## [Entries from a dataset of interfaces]
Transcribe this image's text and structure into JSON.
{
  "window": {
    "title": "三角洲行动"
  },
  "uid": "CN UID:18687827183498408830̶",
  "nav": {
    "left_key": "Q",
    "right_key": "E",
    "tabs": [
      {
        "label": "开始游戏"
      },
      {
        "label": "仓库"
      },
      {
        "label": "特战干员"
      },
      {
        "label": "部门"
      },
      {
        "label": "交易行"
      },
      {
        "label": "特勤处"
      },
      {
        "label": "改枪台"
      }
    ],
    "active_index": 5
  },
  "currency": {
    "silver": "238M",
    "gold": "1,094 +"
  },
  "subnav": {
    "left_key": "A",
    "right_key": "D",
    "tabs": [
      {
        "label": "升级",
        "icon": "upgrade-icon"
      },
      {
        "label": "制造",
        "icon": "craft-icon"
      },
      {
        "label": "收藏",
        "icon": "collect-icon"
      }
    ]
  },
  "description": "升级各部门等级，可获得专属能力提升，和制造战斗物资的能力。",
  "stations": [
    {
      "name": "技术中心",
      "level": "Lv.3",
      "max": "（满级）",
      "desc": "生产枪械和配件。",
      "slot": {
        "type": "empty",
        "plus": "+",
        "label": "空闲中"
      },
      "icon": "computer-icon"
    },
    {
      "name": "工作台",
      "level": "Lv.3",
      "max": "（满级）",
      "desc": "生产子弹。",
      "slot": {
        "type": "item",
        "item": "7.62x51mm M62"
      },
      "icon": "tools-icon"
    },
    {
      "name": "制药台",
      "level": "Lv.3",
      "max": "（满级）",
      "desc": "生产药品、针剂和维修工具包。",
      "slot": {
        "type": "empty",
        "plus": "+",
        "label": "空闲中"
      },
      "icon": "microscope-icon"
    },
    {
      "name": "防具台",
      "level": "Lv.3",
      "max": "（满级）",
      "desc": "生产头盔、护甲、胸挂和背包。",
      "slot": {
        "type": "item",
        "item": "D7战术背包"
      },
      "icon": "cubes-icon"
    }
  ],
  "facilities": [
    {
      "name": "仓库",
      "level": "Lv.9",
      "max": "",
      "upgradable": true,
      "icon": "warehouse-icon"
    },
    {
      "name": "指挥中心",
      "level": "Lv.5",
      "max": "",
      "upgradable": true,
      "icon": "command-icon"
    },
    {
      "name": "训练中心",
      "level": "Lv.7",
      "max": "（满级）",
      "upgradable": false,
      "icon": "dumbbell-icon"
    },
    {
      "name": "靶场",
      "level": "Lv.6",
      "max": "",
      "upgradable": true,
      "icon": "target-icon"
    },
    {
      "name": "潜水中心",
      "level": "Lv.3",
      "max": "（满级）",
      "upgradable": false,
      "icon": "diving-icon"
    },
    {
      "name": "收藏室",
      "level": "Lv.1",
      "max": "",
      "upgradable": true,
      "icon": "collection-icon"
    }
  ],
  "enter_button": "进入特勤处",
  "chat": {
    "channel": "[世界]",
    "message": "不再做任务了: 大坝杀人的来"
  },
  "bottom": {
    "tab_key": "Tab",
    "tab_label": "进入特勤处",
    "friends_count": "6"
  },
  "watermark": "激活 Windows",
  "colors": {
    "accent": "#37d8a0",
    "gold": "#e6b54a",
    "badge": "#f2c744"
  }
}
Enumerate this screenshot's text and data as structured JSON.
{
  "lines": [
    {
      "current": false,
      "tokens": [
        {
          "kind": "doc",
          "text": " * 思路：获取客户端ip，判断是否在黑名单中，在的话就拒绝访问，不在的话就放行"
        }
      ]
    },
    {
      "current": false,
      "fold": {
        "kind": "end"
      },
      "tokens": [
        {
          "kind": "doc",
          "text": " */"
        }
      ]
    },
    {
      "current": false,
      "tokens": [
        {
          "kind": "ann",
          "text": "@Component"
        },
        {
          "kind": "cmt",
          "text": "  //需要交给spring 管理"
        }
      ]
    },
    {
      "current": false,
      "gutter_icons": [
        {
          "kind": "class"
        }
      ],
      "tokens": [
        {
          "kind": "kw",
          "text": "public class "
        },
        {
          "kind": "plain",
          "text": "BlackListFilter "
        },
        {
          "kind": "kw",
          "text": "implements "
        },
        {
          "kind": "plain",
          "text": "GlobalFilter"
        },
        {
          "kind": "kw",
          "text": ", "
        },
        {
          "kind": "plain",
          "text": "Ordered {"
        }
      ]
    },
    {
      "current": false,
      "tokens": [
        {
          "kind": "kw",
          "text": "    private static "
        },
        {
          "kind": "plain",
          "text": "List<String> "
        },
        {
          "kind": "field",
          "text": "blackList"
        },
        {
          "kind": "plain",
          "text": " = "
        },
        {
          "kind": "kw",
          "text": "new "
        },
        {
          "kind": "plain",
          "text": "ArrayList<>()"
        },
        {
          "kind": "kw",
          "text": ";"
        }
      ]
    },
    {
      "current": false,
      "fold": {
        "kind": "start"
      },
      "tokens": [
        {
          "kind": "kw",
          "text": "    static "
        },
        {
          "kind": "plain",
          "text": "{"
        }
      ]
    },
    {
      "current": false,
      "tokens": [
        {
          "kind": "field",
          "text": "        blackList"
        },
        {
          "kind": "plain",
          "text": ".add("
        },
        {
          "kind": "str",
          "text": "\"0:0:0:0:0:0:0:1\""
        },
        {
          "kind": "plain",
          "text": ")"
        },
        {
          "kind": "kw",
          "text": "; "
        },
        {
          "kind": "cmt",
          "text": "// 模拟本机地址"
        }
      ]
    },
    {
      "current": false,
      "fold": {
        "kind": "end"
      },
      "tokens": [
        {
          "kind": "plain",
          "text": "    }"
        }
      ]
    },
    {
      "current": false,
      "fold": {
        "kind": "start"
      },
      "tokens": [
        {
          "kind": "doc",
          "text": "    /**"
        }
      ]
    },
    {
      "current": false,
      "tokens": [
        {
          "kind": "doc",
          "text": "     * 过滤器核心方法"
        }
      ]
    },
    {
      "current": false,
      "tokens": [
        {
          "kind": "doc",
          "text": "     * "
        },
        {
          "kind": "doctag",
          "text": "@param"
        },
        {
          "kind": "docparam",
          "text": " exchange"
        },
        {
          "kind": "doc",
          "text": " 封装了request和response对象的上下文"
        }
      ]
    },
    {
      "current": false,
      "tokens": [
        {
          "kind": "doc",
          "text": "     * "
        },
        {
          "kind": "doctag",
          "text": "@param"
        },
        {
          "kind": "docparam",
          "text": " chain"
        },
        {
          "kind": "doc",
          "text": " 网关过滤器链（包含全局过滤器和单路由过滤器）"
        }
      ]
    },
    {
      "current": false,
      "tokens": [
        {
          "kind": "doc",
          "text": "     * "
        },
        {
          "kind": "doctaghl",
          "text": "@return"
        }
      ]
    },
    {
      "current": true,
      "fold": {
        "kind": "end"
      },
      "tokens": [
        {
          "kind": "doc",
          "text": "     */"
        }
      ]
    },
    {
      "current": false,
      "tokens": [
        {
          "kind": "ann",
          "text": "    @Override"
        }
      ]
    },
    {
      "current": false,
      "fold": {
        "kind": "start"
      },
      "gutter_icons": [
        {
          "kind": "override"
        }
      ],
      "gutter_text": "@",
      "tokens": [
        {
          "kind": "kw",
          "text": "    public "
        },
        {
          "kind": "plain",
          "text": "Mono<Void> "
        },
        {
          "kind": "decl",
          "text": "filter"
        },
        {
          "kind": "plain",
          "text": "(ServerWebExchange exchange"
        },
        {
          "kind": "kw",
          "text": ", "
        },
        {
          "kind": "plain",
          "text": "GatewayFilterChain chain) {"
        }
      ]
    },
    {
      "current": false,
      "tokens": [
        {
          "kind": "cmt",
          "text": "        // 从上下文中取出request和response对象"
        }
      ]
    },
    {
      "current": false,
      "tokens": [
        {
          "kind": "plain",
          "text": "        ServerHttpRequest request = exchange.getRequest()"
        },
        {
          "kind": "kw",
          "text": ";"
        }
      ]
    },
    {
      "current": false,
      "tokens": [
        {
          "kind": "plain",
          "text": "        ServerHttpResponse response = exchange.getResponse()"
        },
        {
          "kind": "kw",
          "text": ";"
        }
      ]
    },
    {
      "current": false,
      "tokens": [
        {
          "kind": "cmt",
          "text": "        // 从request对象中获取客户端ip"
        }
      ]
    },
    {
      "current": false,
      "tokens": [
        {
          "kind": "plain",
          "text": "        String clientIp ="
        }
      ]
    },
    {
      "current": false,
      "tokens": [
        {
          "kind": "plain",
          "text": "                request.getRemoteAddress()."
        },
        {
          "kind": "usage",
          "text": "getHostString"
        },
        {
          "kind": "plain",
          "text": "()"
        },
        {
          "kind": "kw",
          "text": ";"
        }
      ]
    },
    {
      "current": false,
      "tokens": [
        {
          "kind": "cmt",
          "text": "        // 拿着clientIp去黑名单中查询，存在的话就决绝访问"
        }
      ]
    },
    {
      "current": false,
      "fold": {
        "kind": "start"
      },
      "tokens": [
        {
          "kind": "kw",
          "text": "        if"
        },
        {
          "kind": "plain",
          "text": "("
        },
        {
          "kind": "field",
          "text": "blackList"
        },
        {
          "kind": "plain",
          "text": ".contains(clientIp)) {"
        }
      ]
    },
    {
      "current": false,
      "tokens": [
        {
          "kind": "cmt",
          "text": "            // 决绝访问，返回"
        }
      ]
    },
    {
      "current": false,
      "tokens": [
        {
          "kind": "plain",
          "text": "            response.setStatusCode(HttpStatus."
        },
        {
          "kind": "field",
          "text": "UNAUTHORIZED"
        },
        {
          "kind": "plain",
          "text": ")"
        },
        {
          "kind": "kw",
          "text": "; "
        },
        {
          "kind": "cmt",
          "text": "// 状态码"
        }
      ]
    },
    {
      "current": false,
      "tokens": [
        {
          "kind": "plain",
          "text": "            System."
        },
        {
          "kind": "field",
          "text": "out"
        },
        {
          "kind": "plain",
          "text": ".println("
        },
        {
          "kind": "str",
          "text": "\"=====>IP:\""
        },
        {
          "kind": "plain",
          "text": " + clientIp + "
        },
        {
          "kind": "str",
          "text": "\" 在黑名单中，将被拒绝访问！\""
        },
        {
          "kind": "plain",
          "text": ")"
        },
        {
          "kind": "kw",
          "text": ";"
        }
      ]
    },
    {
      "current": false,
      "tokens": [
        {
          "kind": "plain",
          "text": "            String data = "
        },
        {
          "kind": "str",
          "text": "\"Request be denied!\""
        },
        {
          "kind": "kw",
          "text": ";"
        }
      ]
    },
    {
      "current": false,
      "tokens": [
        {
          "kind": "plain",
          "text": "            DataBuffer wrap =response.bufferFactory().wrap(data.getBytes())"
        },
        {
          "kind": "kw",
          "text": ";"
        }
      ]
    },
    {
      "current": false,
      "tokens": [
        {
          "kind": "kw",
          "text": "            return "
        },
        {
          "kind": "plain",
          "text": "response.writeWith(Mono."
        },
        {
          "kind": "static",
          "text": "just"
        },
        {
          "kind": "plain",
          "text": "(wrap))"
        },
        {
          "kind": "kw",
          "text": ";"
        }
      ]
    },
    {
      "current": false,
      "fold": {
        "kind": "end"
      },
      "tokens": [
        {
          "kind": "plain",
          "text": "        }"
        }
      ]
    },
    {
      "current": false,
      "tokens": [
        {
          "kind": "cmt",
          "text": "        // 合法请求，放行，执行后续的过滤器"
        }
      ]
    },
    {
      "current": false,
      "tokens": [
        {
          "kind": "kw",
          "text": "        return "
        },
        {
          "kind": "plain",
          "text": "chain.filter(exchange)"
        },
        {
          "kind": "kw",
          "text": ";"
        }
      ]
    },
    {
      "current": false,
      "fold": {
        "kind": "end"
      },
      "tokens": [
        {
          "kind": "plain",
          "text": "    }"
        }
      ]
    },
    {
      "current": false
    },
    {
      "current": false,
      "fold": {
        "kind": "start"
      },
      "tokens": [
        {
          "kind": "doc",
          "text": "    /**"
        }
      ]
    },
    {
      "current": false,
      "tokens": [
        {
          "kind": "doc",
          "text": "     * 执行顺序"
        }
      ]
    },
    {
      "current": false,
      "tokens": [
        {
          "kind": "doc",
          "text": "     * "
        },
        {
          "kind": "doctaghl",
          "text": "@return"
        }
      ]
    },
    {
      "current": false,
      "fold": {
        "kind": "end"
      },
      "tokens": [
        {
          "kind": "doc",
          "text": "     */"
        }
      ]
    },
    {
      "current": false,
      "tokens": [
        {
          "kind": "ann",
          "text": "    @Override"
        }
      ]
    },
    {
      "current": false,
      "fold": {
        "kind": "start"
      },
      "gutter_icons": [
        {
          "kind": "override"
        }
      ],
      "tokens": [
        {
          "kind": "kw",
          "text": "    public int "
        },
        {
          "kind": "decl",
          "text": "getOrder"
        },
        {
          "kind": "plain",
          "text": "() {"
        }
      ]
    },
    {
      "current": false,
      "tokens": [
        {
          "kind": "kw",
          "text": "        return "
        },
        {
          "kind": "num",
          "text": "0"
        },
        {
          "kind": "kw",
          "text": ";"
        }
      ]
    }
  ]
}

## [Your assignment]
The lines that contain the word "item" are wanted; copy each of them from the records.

## [Output below]
        "type": "item",
        "item": "7.62x51mm M62"
        "type": "item",
        "item": "D7战术背包"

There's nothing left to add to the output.